Like most traditional songs there are many variations, of the title as well as the lyrics in this case. Extensive research on its origin and development can be found in Volume II of The Traditional Tunes Of The Child Ballads With Their Texts, according to the Extant Records of Great Britain and America
, by Bertrand Harris Bronson, which was published by Princeton University Press in 1962.
According to this book, none of the extant texts of the ballad is older than the early 19th Century but it probably dates from about the end of the 15th. A version was recorded by [ie sung to] musicologist Cecil Sharp on January 23, 1907 by Mrs. Ware of Eley Over Stowey. The same day, Sharp recorded "Cold Blows The Wind

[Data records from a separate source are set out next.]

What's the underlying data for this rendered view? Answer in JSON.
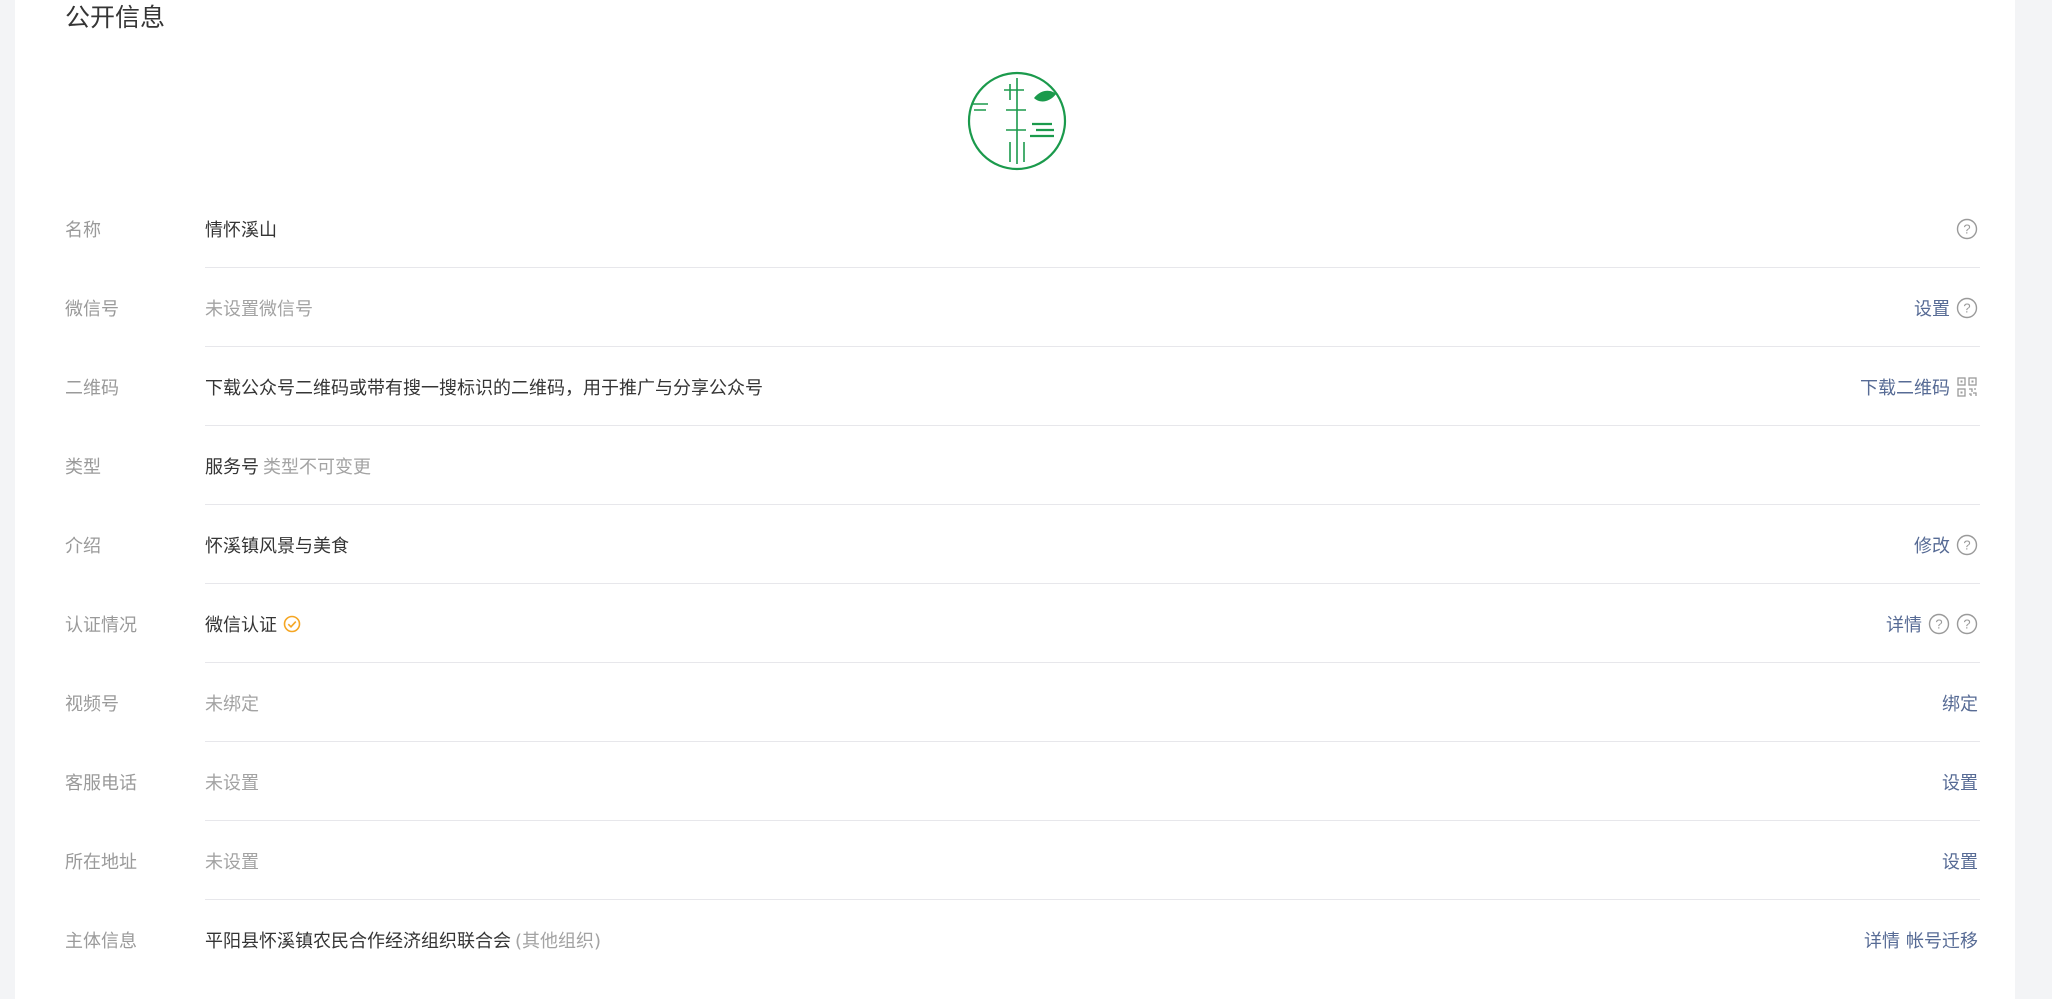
{
  "section": {
    "title": "公开信息"
  },
  "colors": {
    "accent": "#576b95",
    "logo_green": "#1b9a4c",
    "verified": "#f5a623"
  },
  "rows": [
    {
      "label": "名称",
      "value": "情怀溪山"
    },
    {
      "label": "微信号",
      "value": "未设置微信号",
      "action": "设置"
    },
    {
      "label": "二维码",
      "value": "下载公众号二维码或带有搜一搜标识的二维码，用于推广与分享公众号",
      "action": "下载二维码"
    },
    {
      "label": "类型",
      "value": "服务号",
      "note": "类型不可变更"
    },
    {
      "label": "介绍",
      "value": "怀溪镇风景与美食",
      "action": "修改"
    },
    {
      "label": "认证情况",
      "value": "微信认证",
      "action": "详情"
    },
    {
      "label": "视频号",
      "value": "未绑定",
      "action": "绑定"
    },
    {
      "label": "客服电话",
      "value": "未设置",
      "action": "设置"
    },
    {
      "label": "所在地址",
      "value": "未设置",
      "action": "设置"
    },
    {
      "label": "主体信息",
      "value": "平阳县怀溪镇农民合作经济组织联合会",
      "note": "(其他组织)",
      "action": "详情",
      "action2": "帐号迁移"
    }
  ]
}
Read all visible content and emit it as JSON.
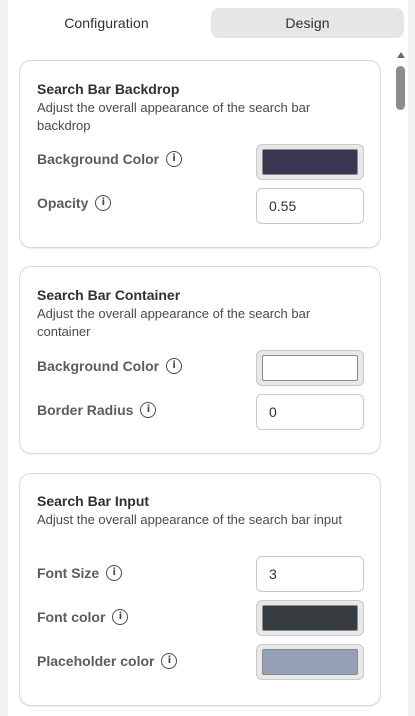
{
  "tabs": [
    {
      "label": "Configuration",
      "active": false
    },
    {
      "label": "Design",
      "active": true
    }
  ],
  "sections": [
    {
      "title": "Search Bar Backdrop",
      "description": "Adjust the overall appearance of the search bar backdrop",
      "fields": [
        {
          "label": "Background Color",
          "type": "color",
          "color": "#3b3652"
        },
        {
          "label": "Opacity",
          "type": "text",
          "value": "0.55"
        }
      ]
    },
    {
      "title": "Search Bar Container",
      "description": "Adjust the overall appearance of the search bar container",
      "fields": [
        {
          "label": "Background Color",
          "type": "color",
          "color": "#ffffff"
        },
        {
          "label": "Border Radius",
          "type": "text",
          "value": "0"
        }
      ]
    },
    {
      "title": "Search Bar Input",
      "description": "Adjust the overall appearance of the search bar input",
      "fields": [
        {
          "label": "Font Size",
          "type": "text",
          "value": "3"
        },
        {
          "label": "Font color",
          "type": "color",
          "color": "#363c40"
        },
        {
          "label": "Placeholder color",
          "type": "color",
          "color": "#93a0b5"
        }
      ]
    }
  ]
}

" by James Chedgey of Bincombe Over Stowey.
Sabine Baring-Gould (who is best known for writing the lyrics to "Onward Christian Soldiers") collected a version, from J. Woodrich, a blacksmith of Wollacot Moor, Thrushleton, in 1889.

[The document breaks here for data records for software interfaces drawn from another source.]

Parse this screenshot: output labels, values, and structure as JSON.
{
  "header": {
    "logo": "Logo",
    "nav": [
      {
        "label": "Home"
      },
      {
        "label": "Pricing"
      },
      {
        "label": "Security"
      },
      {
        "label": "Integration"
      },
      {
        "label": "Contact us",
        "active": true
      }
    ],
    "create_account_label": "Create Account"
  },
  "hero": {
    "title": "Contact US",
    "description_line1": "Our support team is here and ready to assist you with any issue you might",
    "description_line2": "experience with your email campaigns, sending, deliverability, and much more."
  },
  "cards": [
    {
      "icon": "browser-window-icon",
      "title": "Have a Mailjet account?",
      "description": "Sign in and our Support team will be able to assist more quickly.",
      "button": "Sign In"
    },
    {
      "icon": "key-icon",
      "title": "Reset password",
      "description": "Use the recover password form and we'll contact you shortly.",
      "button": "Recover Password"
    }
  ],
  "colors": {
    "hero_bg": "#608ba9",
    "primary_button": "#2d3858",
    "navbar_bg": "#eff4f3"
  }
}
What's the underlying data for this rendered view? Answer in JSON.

Probably the earliest recorded version is "Cold Blows The Wind" which was sung by Elizabeth Doidge, a nurse of Brentnor, and collected by Mrs Gibbons, the daughter of W.L.Trelawney, Bart, c1830. This version had the tune usually associated with "Childe The Hunter."
There is also "How Cold The Winds Do Blow," sung by Mrs Rugman of Dunsfold, Surrey, 1896; "Cold Blows The Wind To-night, Sweetheart," sung by Mrs, Bowker of Sunderland Point, Lancashire, in September 1909, and further afield, "The Auld Song From Cow Head
" sung by the Reverend Mr Gibbs Bull of Newfoundland in 1929.